Required work: Please copy out all the data. Every detail stays the same.

Website and app data records:
——————————

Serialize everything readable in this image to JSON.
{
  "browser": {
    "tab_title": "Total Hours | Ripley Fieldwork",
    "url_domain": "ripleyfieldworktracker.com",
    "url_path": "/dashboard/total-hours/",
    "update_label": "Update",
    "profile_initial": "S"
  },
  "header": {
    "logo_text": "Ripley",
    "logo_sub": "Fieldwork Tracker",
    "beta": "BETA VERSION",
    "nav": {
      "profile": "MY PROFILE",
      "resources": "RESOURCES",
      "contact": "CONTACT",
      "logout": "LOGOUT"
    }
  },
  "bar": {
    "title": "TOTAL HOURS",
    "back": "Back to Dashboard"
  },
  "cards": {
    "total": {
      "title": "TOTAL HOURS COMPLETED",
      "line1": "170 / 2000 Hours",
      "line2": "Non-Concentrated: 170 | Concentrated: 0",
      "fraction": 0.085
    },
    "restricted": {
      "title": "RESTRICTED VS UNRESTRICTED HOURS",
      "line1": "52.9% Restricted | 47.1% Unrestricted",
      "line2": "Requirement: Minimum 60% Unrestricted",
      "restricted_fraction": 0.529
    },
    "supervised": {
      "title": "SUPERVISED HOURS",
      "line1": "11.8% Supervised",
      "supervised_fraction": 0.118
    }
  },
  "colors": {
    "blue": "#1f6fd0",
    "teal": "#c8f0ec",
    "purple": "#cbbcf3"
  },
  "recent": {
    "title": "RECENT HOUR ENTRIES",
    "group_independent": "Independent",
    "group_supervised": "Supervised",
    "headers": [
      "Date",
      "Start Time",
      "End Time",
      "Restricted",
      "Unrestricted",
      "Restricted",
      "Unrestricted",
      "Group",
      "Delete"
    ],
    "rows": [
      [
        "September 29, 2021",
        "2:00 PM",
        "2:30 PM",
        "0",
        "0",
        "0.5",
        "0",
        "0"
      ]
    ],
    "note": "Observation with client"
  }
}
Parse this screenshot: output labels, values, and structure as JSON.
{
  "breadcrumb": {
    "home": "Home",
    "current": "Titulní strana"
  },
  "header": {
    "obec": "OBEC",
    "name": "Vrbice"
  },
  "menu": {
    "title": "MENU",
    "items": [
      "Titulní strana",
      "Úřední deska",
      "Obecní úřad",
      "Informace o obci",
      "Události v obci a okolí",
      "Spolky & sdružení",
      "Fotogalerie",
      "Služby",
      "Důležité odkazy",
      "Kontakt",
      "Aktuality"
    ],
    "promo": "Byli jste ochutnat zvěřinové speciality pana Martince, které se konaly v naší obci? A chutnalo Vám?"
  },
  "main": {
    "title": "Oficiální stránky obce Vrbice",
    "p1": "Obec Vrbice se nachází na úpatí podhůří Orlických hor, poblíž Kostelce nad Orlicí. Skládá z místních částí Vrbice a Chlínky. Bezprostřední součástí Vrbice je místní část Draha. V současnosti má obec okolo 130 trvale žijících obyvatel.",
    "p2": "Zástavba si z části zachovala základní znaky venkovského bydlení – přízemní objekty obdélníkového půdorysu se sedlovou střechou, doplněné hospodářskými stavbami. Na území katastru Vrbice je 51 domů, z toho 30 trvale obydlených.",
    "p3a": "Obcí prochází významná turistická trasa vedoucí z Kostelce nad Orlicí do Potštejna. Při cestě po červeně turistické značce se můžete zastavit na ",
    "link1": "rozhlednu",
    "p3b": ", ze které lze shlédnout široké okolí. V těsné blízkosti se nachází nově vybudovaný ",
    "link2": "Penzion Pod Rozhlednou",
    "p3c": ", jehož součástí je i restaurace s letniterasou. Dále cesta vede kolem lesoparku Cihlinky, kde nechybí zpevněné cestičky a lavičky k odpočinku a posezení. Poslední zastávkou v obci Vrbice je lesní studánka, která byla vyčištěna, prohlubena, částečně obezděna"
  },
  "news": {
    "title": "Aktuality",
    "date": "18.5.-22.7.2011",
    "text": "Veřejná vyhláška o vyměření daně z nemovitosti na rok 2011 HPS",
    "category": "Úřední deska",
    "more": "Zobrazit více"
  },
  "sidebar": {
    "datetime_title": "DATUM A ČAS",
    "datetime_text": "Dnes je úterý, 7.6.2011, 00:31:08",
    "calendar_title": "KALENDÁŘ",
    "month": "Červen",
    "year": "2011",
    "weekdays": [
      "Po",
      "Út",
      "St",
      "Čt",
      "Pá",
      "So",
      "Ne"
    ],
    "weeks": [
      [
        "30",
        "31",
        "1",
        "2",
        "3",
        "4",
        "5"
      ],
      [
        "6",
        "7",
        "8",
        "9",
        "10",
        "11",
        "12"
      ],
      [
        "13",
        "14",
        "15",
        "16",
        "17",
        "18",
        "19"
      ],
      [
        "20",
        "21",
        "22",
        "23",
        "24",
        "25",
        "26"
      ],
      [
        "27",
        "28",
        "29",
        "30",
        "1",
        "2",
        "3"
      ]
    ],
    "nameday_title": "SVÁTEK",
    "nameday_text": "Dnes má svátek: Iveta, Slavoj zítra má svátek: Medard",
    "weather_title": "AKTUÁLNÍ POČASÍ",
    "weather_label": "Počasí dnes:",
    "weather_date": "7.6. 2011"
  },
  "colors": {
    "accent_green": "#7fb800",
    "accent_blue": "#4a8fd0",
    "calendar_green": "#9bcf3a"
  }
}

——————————

Answer box:
Serialize everything readable in this image to JSON.
{
  "browser": {
    "tab_title": "Total Hours | Ripley Fieldwork",
    "url_domain": "ripleyfieldworktracker.com",
    "url_path": "/dashboard/total-hours/",
    "update_label": "Update",
    "profile_initial": "S"
  },
  "header": {
    "logo_text": "Ripley",
    "logo_sub": "Fieldwork Tracker",
    "beta": "BETA VERSION",
    "nav": {
      "profile": "MY PROFILE",
      "resources": "RESOURCES",
      "contact": "CONTACT",
      "logout": "LOGOUT"
    }
  },
  "bar": {
    "title": "TOTAL HOURS",
    "back": "Back to Dashboard"
  },
  "cards": {
    "total": {
      "title": "TOTAL HOURS COMPLETED",
      "line1": "170 / 2000 Hours",
      "line2": "Non-Concentrated: 170 | Concentrated: 0",
      "fraction": 0.085
    },
    "restricted": {
      "title": "RESTRICTED VS UNRESTRICTED HOURS",
      "line1": "52.9% Restricted | 47.1% Unrestricted",
      "line2": "Requirement: Minimum 60% Unrestricted",
      "restricted_fraction": 0.529
    },
    "supervised": {
      "title": "SUPERVISED HOURS",
      "line1": "11.8% Supervised",
      "supervised_fraction": 0.118
    }
  },
  "colors": {
    "blue": "#1f6fd0",
    "teal": "#c8f0ec",
    "purple": "#cbbcf3"
  },
  "recent": {
    "title": "RECENT HOUR ENTRIES",
    "group_independent": "Independent",
    "group_supervised": "Supervised",
    "headers": [
      "Date",
      "Start Time",
      "End Time",
      "Restricted",
      "Unrestricted",
      "Restricted",
      "Unrestricted",
      "Group",
      "Delete"
    ],
    "rows": [
      [
        "September 29, 2021",
        "2:00 PM",
        "2:30 PM",
        "0",
        "0",
        "0.5",
        "0",
        "0"
      ]
    ],
    "note": "Observation with client"
  }
}
Parse this screenshot: output labels, values, and structure as JSON.
{
  "breadcrumb": {
    "home": "Home",
    "current": "Titulní strana"
  },
  "header": {
    "obec": "OBEC",
    "name": "Vrbice"
  },
  "menu": {
    "title": "MENU",
    "items": [
      "Titulní strana",
      "Úřední deska",
      "Obecní úřad",
      "Informace o obci",
      "Události v obci a okolí",
      "Spolky & sdružení",
      "Fotogalerie",
      "Služby",
      "Důležité odkazy",
      "Kontakt",
      "Aktuality"
    ],
    "promo": "Byli jste ochutnat zvěřinové speciality pana Martince, které se konaly v naší obci? A chutnalo Vám?"
  },
  "main": {
    "title": "Oficiální stránky obce Vrbice",
    "p1": "Obec Vrbice se nachází na úpatí podhůří Orlických hor, poblíž Kostelce nad Orlicí. Skládá z místních částí Vrbice a Chlínky. Bezprostřední součástí Vrbice je místní část Draha. V současnosti má obec okolo 130 trvale žijících obyvatel.",
    "p2": "Zástavba si z části zachovala základní znaky venkovského bydlení – přízemní objekty obdélníkového půdorysu se sedlovou střechou, doplněné hospodářskými stavbami. Na území katastru Vrbice je 51 domů, z toho 30 trvale obydlených.",
    "p3a": "Obcí prochází významná turistická trasa vedoucí z Kostelce nad Orlicí do Potštejna. Při cestě po červeně turistické značce se můžete zastavit na ",
    "link1": "rozhlednu",
    "p3b": ", ze které lze shlédnout široké okolí. V těsné blízkosti se nachází nově vybudovaný ",
    "link2": "Penzion Pod Rozhlednou",
    "p3c": ", jehož součástí je i restaurace s letniterasou. Dále cesta vede kolem lesoparku Cihlinky, kde nechybí zpevněné cestičky a lavičky k odpočinku a posezení. Poslední zastávkou v obci Vrbice je lesní studánka, která byla vyčištěna, prohlubena, částečně obezděna"
  },
  "news": {
    "title": "Aktuality",
    "date": "18.5.-22.7.2011",
    "text": "Veřejná vyhláška o vyměření daně z nemovitosti na rok 2011 HPS",
    "category": "Úřední deska",
    "more": "Zobrazit více"
  },
  "sidebar": {
    "datetime_title": "DATUM A ČAS",
    "datetime_text": "Dnes je úterý, 7.6.2011, 00:31:08",
    "calendar_title": "KALENDÁŘ",
    "month": "Červen",
    "year": "2011",
    "weekdays": [
      "Po",
      "Út",
      "St",
      "Čt",
      "Pá",
      "So",
      "Ne"
    ],
    "weeks": [
      [
        "30",
        "31",
        "1",
        "2",
        "3",
        "4",
        "5"
      ],
      [
        "6",
        "7",
        "8",
        "9",
        "10",
        "11",
        "12"
      ],
      [
        "13",
        "14",
        "15",
        "16",
        "17",
        "18",
        "19"
      ],
      [
        "20",
        "21",
        "22",
        "23",
        "24",
        "25",
        "26"
      ],
      [
        "27",
        "28",
        "29",
        "30",
        "1",
        "2",
        "3"
      ]
    ],
    "nameday_title": "SVÁTEK",
    "nameday_text": "Dnes má svátek: Iveta, Slavoj zítra má svátek: Medard",
    "weather_title": "AKTUÁLNÍ POČASÍ",
    "weather_label": "Počasí dnes:",
    "weather_date": "7.6. 2011"
  },
  "colors": {
    "accent_green": "#7fb800",
    "accent_blue": "#4a8fd0",
    "calendar_green": "#9bcf3a"
  }
}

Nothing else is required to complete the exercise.